Become a member and get exclusive access to articles, live sessions and more!
Start Your Free Trial

Craig Chaquico

Craig Chaquico

Guitarist Craig Chaquico had a strong, 16-year run as lead electric guitarist for Jefferson Starship, the multi-platinum rock band. Now he’s gone acoustic, contemplative, and writing tunes about the beauty of the natural world-and the success he enjoyed as a rocker continues on today, despite the radical change in genre.

His latest release on the Higher Octave label is Four Corners, a celebration of the spirit of Native America. “This album is more groove intensive than my others,” he says. “My first recording, for example, used the guitar as lead instrument on everything. Now there’s a lot more room for other instruments to take the lead. There are flugelhorn, sax, and keyboard solos, which I think is an evolution from playing live and doing tours with guys like Richard Elliot, Peter White, and Rick Braun. I wanted these textures on the recording-a

musical dialogue back and forth.”
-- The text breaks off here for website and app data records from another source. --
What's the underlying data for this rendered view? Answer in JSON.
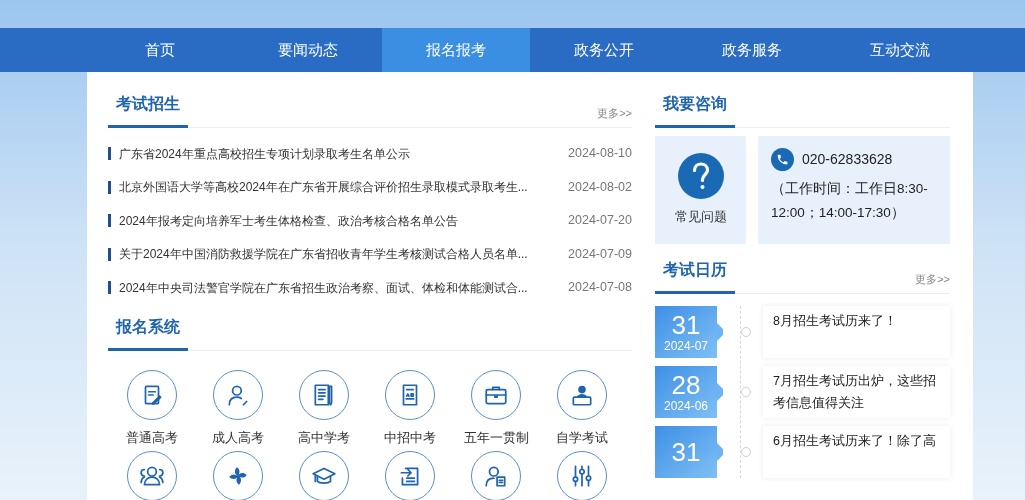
{
  "nav": [
    {
      "label": "首页",
      "selected": false
    },
    {
      "label": "要闻动态",
      "selected": false
    },
    {
      "label": "报名报考",
      "selected": true
    },
    {
      "label": "政务公开",
      "selected": false
    },
    {
      "label": "政务服务",
      "selected": false
    },
    {
      "label": "互动交流",
      "selected": false
    }
  ],
  "exam_news": {
    "title": "考试招生",
    "more": "更多>>",
    "items": [
      {
        "title": "广东省2024年重点高校招生专项计划录取考生名单公示",
        "date": "2024-08-10"
      },
      {
        "title": "北京外国语大学等高校2024年在广东省开展综合评价招生录取模式录取考生...",
        "date": "2024-08-02"
      },
      {
        "title": "2024年报考定向培养军士考生体格检查、政治考核合格名单公告",
        "date": "2024-07-20"
      },
      {
        "title": "关于2024年中国消防救援学院在广东省招收青年学生考核测试合格人员名单...",
        "date": "2024-07-09"
      },
      {
        "title": "2024年中央司法警官学院在广东省招生政治考察、面试、体检和体能测试合...",
        "date": "2024-07-08"
      }
    ]
  },
  "registration": {
    "title": "报名系统",
    "items": [
      {
        "kind": "doc-pen",
        "label": "普通高考"
      },
      {
        "kind": "person-pen",
        "label": "成人高考"
      },
      {
        "kind": "notebook",
        "label": "高中学考"
      },
      {
        "kind": "score-sheet",
        "label": "中招中考"
      },
      {
        "kind": "briefcase",
        "label": "五年一贯制"
      },
      {
        "kind": "laptop-person",
        "label": "自学考试"
      },
      {
        "kind": "group"
      },
      {
        "kind": "flower"
      },
      {
        "kind": "grad-cap"
      },
      {
        "kind": "transfer"
      },
      {
        "kind": "person-doc"
      },
      {
        "kind": "sliders"
      }
    ]
  },
  "consult": {
    "title": "我要咨询",
    "faq": "常见问题",
    "phone": "020-62833628",
    "hours": "（工作时间：工作日8:30-12:00；14:00-17:30）"
  },
  "calendar": {
    "title": "考试日历",
    "more": "更多>>",
    "items": [
      {
        "day": "31",
        "month": "2024-07",
        "text": "8月招生考试历来了！"
      },
      {
        "day": "28",
        "month": "2024-06",
        "text": "7月招生考试历出炉，这些招考信息值得关注"
      },
      {
        "day": "31",
        "text": "6月招生考试历来了！除了高"
      }
    ]
  }
}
Chaquico is enamored with melody, a factor that was evident even during his rock days. “I was a musical painter with the Starship,” he recalls. “I tried to mirror the lyrics the singer was delivering with the mood of the guitar. Melody is what touches people and it’s what they remember. Then, I add some flashy playing and improvise around that melody to add an exclamation point. You can’t have improvisation without the melody, and the melody would get boring after awhile if improvisation didn’t happen.”

The instrumental breaks and improvisation by rock bands were always his favorite segments, noting that one of the Starship’s biggest albums was Red Octopus, which had two instrumental tracks on it. “And I was always intrigued when Pink Floyd and the Stones used saxophones,” he adds. “To me, that was jazz, and I love the fact that there’s a category of music like jazz that can embrace so many different influences. As a rocker, I listened to Les McCann, Eddie Harris, and Weather Report. I never felt it was a different kind of music-I just thought they were great records.”

Originally Published